Material for the task |
--- --- ---

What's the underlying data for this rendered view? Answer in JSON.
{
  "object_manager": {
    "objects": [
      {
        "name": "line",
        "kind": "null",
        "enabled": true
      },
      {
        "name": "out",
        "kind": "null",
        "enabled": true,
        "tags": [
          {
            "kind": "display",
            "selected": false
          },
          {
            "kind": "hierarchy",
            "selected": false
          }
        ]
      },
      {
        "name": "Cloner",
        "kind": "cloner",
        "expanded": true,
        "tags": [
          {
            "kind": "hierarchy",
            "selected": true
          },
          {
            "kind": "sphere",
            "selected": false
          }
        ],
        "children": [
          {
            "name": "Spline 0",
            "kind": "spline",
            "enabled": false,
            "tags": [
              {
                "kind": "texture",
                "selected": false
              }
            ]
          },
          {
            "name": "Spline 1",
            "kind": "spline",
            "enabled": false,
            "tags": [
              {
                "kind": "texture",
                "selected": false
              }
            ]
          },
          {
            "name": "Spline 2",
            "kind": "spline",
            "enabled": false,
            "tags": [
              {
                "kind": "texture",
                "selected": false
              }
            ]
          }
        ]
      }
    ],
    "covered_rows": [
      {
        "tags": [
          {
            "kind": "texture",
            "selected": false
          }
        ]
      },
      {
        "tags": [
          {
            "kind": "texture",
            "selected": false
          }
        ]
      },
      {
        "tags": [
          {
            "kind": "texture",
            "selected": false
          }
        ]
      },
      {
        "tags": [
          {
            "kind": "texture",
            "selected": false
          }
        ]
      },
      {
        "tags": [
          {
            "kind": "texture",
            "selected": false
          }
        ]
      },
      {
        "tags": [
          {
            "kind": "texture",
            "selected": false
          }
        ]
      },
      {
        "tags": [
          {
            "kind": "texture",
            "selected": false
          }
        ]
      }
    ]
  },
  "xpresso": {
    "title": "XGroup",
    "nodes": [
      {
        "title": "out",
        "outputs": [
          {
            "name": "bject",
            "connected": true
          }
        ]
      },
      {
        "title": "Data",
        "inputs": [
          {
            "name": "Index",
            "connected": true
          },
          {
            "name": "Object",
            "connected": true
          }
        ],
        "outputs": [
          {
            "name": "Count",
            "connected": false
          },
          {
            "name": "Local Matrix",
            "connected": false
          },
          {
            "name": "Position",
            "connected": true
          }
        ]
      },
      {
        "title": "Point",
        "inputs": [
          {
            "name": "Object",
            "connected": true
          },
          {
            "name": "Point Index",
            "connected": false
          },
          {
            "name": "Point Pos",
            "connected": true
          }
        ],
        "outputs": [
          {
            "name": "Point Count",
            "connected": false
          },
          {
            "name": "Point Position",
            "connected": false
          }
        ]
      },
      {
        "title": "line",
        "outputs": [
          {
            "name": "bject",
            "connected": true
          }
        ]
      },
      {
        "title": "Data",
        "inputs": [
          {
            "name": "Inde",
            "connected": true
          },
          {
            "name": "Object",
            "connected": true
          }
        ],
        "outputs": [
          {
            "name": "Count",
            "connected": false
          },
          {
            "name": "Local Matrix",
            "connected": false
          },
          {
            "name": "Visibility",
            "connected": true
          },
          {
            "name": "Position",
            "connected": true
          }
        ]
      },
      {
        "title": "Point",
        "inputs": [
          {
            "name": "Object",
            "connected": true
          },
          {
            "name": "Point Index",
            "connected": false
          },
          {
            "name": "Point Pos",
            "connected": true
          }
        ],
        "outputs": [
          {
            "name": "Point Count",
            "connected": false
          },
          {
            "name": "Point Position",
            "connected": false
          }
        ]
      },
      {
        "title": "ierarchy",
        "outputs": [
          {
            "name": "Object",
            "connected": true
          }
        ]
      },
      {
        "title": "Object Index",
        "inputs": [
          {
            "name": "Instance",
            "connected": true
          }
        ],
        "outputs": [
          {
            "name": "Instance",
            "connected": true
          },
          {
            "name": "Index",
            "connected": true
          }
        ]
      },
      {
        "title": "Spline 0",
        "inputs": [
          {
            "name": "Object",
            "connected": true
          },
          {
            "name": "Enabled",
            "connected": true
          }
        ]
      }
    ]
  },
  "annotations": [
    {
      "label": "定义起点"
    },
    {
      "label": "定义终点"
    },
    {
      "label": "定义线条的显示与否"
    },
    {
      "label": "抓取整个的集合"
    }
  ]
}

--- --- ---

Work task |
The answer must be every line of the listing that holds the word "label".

Output of the task |
      "label": "定义起点"
      "label": "定义终点"
      "label": "定义线条的显示与否"
      "label": "抓取整个的集合"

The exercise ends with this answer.